Membership fees may be extended for the period of the park closure, or you may request a refund for the number of months not used due to the park’s closure.  Questions regarding refunds can be sent to Ryan Longoria at

Please note that Mission Creek Park and all other City parks and trails remain open, although park restroom facilities and the Island Park Skate Park are closed. While enjoying these park offerings please practice social distancing and keep dogs on their leashes, in accordance with park rules.

For detailed information from the CDC related to best practices for pets and their owners during the current pandemic, visit:

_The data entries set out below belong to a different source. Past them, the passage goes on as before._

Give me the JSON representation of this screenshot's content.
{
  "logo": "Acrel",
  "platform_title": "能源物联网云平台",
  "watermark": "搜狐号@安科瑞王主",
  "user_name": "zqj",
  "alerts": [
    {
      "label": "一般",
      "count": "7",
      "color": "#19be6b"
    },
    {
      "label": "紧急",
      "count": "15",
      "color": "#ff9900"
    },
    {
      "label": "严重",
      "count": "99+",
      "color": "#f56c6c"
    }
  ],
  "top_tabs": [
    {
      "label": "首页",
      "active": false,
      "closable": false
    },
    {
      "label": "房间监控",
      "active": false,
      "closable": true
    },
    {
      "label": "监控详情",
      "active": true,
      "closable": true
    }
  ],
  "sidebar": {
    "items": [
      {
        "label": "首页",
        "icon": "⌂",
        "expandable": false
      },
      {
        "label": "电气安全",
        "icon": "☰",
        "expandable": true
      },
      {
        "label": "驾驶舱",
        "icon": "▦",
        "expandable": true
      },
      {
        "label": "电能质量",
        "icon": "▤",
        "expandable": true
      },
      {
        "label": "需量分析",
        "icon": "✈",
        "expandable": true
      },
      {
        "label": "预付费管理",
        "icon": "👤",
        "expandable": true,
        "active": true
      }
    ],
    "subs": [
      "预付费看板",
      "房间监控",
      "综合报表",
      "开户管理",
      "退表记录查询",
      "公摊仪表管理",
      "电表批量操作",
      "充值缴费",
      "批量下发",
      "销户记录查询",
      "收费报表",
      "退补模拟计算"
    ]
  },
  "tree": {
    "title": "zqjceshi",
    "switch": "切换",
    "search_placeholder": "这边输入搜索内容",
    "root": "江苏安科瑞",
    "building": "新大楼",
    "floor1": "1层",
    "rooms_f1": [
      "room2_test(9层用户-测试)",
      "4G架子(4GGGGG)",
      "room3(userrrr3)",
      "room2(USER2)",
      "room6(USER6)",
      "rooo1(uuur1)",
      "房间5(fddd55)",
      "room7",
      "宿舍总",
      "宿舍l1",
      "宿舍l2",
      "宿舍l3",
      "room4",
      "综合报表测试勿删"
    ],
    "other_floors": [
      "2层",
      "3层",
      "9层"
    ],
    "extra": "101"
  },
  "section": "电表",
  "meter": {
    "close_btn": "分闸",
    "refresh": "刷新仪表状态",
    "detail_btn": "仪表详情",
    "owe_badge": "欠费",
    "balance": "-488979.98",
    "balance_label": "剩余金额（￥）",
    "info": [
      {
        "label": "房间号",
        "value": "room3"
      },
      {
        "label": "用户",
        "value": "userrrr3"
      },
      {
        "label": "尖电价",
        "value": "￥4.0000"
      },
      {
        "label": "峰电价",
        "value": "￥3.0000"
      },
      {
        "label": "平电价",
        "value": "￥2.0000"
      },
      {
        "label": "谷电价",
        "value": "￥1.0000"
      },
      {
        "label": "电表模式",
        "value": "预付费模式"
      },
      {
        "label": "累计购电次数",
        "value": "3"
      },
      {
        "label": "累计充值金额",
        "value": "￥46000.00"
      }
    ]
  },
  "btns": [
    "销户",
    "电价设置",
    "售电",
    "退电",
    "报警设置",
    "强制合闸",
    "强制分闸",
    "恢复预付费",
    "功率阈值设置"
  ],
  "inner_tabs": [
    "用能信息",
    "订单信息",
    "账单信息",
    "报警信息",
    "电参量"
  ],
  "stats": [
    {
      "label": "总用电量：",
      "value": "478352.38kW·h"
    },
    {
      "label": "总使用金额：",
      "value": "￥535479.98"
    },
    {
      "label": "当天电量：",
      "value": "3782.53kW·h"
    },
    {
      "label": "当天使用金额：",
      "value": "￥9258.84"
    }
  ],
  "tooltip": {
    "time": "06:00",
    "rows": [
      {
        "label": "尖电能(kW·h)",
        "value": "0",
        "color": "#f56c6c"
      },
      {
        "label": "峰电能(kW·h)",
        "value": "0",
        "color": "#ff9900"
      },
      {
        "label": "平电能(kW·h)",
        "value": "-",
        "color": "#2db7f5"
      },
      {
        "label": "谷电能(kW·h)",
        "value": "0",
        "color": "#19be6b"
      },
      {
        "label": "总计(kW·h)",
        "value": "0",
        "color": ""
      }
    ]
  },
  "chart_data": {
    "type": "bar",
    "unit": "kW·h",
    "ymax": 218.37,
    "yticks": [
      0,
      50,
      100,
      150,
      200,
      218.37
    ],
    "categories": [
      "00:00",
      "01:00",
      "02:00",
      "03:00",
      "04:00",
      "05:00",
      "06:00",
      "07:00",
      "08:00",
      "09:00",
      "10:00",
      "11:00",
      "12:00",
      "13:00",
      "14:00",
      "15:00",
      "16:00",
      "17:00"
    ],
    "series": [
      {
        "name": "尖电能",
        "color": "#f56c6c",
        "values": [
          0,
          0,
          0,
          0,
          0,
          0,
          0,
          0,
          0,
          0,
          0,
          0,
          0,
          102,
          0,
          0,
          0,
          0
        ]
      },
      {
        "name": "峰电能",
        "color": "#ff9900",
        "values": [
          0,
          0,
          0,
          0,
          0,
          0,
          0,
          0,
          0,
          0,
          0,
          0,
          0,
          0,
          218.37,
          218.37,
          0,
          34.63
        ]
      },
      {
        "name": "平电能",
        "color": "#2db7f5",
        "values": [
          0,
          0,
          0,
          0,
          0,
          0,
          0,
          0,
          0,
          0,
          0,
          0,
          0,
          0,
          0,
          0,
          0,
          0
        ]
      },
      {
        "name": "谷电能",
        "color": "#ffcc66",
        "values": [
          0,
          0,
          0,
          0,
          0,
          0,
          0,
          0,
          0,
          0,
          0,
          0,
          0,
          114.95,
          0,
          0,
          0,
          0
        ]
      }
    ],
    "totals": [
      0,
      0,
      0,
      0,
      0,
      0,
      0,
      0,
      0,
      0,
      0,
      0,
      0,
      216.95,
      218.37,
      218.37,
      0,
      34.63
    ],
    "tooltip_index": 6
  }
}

Thank you for your continued support and understanding during these difficult times.  We very much look forward to seeing you and your dogs at the park in the near future. 


City of Mt. Pleasant Parks and Recreation Department

Vaping on the rise among teens

MT. PLEASANT, MI – Over the past several months the Mt. Pleasant Police Department has been closely monitoring the use and accessibility of electronic cigarettes (e-cigarettes), e-juice (vaping liquids) and other nicotine products among middle and high school students. After conducting compliance checks at several tobacco retailers within the City of Mt. Pleasant, three local businesses were cited for Selling Tobacco Products to a Minor (anyone under the age of 18.)

What are e-cigarettes/vape pens?

E-cigarettes or vape pens, have become very popular among middle and high school aged students.  They are sold in many different shapes and sizes and resemble a thumb drive, cell phone battery charger or make-up containers, which makes it difficult for parents to identify.

The Food and Drug Administration (FDA) describes e-cigarettes as: A product which allows a user to inhale aerosol containing nicotine and other substances, and at times, marihuana.  E-cigarettes are composed of a rechargeable, battery-operated heat element, a cartridge that contains nicotine, and other flavored chemicals (e-juice/vape juice), and an atomizer.  When heated, the device converts the contents of the cartridge into an aerosol which is often flavored.  The fruity and candy-flavored vape juice is most popular among adolescents.

According to the Center for Disease Control and Prevention, there has been a 78 percent increase in vaping by high school students, with 3.6 million high school and middle school students now using e-cigarettes.

Vaping misconceptions and health warnings

There are misconceptions that vaping is not dangerous or addictive.  The Surgeon General has reported that the use of vape pens, which are nicotine products, do pose a danger.

In youth, vaping can disrupt the growth of brain circuits that control attention, learning and susceptibility to addiction.  The nicotine in e-cigarettes and other tobacco products can prime young brains for addiction to other drugs, such as cocaine and methamphetamine.

Nicotine exposure during pregnancy can affect fetal and postnatal development as well as contribute to sudden infant death syndrome (SIDS).

Nicotine poisoning and symptoms

Ingestion of e-cigarette liquids containing nicotine can cause acute toxicity and possible death if the contents of the refill cartridges or bottles are consumed.

One conventional cigarette contains approximately 1 mg of nicotine.  Those smoking conventional cigarettes only absorb about 1/10th of the 1 mg of nicotine.  Some manufacturers are producing e-juice/vaping juice with 30-40 + mg of nicotine in a cartridge, which is considered lethal to adults.  Nicotine poisoning tends to be more critical in children and adults who are first time users.

Symptoms of nicotine poisoning include nausea, vomiting, increased blood pressure, abnormal heart rate, dehydration, loss of appetite, extreme fatigue, dizziness, headache, gas, anxiety, and hearing and vision changes.  Nausea and vomiting are the most notable symptoms in youth.

For a summary of common vaping myths and FAQ’s visit:

 Electronic Cigarettes, E-Cigs, Vape Pens



 E-Juice, Vape Juice            

Vape Juice